Website and app data records:
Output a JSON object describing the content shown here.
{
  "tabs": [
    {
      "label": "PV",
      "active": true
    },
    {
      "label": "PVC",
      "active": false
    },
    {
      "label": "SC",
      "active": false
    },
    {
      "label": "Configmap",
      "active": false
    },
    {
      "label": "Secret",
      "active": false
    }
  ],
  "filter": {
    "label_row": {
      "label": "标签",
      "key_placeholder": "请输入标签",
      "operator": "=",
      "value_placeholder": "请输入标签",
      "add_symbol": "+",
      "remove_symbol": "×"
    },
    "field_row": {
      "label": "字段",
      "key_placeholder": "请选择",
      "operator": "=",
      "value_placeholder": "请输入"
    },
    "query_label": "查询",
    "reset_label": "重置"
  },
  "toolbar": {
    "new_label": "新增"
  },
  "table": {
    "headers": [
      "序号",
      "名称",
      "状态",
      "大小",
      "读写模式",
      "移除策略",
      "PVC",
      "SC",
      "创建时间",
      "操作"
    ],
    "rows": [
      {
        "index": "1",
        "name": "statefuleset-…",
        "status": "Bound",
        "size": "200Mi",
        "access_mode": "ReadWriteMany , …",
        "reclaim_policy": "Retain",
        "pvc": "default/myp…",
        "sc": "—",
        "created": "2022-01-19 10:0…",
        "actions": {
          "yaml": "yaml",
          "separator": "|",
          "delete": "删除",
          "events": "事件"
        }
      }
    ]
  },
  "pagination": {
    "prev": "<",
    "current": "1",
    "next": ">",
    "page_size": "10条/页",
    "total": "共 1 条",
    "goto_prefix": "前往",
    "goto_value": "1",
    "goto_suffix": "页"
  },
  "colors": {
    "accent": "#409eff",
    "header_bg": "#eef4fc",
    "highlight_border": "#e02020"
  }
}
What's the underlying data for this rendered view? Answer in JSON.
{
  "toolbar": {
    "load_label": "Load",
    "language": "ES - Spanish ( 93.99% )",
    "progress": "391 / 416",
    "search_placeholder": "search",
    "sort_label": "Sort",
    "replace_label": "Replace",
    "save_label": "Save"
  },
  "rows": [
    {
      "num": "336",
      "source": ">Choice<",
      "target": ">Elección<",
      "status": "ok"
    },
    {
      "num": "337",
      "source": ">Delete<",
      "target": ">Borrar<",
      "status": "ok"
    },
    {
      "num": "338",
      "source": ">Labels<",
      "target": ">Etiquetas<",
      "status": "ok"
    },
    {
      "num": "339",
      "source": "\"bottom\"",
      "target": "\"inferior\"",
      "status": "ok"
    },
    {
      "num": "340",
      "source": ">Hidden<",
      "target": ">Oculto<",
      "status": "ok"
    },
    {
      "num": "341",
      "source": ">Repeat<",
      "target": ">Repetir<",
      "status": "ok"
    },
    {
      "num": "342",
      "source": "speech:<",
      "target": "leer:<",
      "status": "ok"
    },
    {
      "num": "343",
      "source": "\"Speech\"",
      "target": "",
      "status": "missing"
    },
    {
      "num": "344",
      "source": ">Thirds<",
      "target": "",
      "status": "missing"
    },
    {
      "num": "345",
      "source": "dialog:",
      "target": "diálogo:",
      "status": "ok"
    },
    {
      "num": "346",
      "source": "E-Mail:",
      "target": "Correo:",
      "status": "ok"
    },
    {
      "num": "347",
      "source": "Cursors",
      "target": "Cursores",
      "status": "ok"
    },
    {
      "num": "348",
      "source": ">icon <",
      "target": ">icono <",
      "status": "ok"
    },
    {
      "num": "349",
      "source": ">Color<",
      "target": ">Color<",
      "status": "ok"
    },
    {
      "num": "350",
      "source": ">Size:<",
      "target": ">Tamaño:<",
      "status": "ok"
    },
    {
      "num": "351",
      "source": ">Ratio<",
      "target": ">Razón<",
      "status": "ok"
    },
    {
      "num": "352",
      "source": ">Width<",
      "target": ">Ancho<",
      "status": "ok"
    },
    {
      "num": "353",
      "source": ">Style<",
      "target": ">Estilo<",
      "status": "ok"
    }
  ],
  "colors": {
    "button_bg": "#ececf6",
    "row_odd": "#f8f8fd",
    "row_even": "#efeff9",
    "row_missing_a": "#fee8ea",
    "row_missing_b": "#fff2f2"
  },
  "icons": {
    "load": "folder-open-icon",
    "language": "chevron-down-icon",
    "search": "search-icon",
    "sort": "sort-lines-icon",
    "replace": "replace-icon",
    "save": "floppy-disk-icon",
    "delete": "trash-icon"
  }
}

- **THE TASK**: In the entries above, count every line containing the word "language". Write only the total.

- **RESPONSE TO THE TASK**: 2